The benefit for Michigan Tech students, Predebon says, is competitive advantage. “When our students interview for a job, they will be able to communicate how they’ve been able to produce parts in a way very similar to what industry is doing. Some companies have metal 3D printers worth millions of dollars.

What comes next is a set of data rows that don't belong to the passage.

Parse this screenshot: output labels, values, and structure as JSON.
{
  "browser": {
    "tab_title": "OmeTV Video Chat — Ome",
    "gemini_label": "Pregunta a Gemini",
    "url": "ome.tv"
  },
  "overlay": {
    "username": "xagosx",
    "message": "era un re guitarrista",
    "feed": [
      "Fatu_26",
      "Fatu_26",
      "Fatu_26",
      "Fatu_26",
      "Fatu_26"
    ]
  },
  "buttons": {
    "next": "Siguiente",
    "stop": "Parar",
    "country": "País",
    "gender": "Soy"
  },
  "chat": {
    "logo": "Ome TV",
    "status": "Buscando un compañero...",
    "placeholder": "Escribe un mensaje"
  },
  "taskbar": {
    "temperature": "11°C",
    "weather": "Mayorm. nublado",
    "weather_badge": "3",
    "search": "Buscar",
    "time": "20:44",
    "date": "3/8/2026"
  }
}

In industry, engineers can use one of those to print out an entire engine block,” he says. “When Michigan Tech graduates see one on out in industry, the 3D metal printer might be larger, but they will already be familiar with the type of system.”
According to Materials Science and Engineering Professor Steve Kampe, development of additive manufacturing of metals represents a huge opportunity that will be prominent in manufacturing for generations to come. “It is a transformative technology in engineering,” says Kampe. “Using 3D printing to create metallic components poses huge challenges; but the potential benefits are enormous.”
“Metal additive manufacturing along with polymer additive processes are industry 4.0 topics included in Michigan Tech’s online graduate certificate in Manufacturing Engineering,” adds Professor John Irwin, chair of the Department of Manufacturing and Mechanical Engineering Technology. “It is very fortunate for us to have this metal 3D printer here on campus. We’ll use it to demonstrate additive manufacturing design principles and view product purpose: form, fit, and function.
Michigan Tech’s new metal 3D printer is located on campus in the Minerals and Materials Engineering (M&M) Building. The location in Room 117, is near several other 3D polymer printers. For more information on using the new printer, contact MSE Research Engineer Russ Stein.